For the tomato sauce: Heat the olive oil in a large skillet over medium-high heat. Add the garlic, fennel seeds and red pepper flakes and cook, stirring, until lightly golden, about 30 seconds. Add the tomatoes, then rinse out the can with 1 cup water and add to the skillet; add 1/4 teaspoon salt. Bring to a simmer and cook until slightly thickened, about 10 minutes. Transfer to a blender and puree until smooth.

Brush a 9-by-13-inch baking dish with olive oil and pour in half of the tomato sauce. Add the stuffed shells, then top with the remaining tomato sauce. Cover with aluminum foil and bake 25 minutes; uncover and continue baking until bubbly, 15 to 20 more minutes. Sprinkle with some extra mozzarella and Parmesan and bake 5 more minutes, or until cheese is melted.

January 4, 2014

Orange Ricotta Pancakes

I love just about every pancake I make, but my husband is harder to impress. He loves these ricotta pancakes, and I do too, but that's not news.

Orange Ricotta Pancakes
adapted from Sweet Peas Kitchen

1 1/2 cups all-purpose flour
3 tablespoons sugar
1 1/2 teaspoons baking powder
1/2 teaspoon baking soda
1/4 teaspoon salt
1 large egg
1 cup ricotta cheese
3/4 cup milk
1/2 cup orange juice
1/4 cup butter, melted
1/2 teaspoon grated orange zest
1/2 teaspoon vanilla extract

Maple syrup

In medium bowl, whisk together the flour, sugar, baking powder, baking soda, and salt.
In a small bowl, whisk together the egg, ricotta cheese, milk, orange juice, butter, and orange zest; set aside.

Make a well in center of the dry ingredients; pour in milk mixture and whisk very gently until just combined (a few lumps should remain). Do not over mix.

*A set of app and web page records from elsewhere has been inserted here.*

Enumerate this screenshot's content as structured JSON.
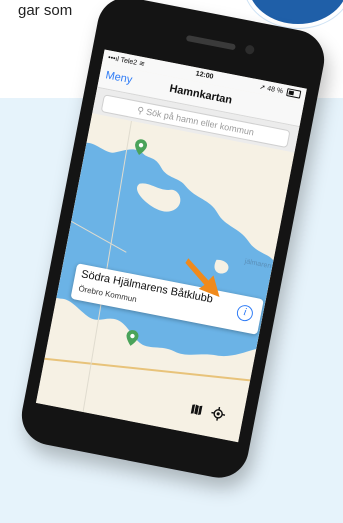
{
  "page": {
    "top_text_fragment": "gar som"
  },
  "status_bar": {
    "carrier": "Tele2",
    "time": "12:00",
    "battery": "48 %"
  },
  "nav": {
    "menu_label": "Meny",
    "title": "Hamnkartan"
  },
  "search": {
    "placeholder": "Sök på hamn eller kommun"
  },
  "map": {
    "label_lake_partial": "jälmaren",
    "callout": {
      "title": "Södra Hjälmarens Båtklubb",
      "subtitle": "Örebro Kommun"
    }
  },
  "icons": {
    "wifi": "wifi-icon",
    "location_arrow": "location-arrow-icon",
    "search": "search-icon",
    "pin": "map-pin-icon",
    "info": "info-icon",
    "map_mode": "map-icon",
    "locate": "locate-icon",
    "pointer": "arrow-pointer-icon"
  },
  "colors": {
    "accent": "#2f7cf6",
    "pin": "#4aa35a",
    "water": "#6bb3e6",
    "arrow": "#f08a1c",
    "badge": "#1f5fa8",
    "panel_bg": "#e6f3fb"
  }
}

Heat a skillet or griddle over medium heat for 3 to 5 minutes; add a small pat of butter and coat the pan. Pour a 1/3 cup of batter on the pan and cook until large bubbles begin to appear, 1 1/2 to 2 minutes. Using a thin, wide spatula, flip pancakes and cook until golden brown on second side, 1 to 1 1/2 minutes longer. Repeat with remaining batter. Serve warm with maple syrup.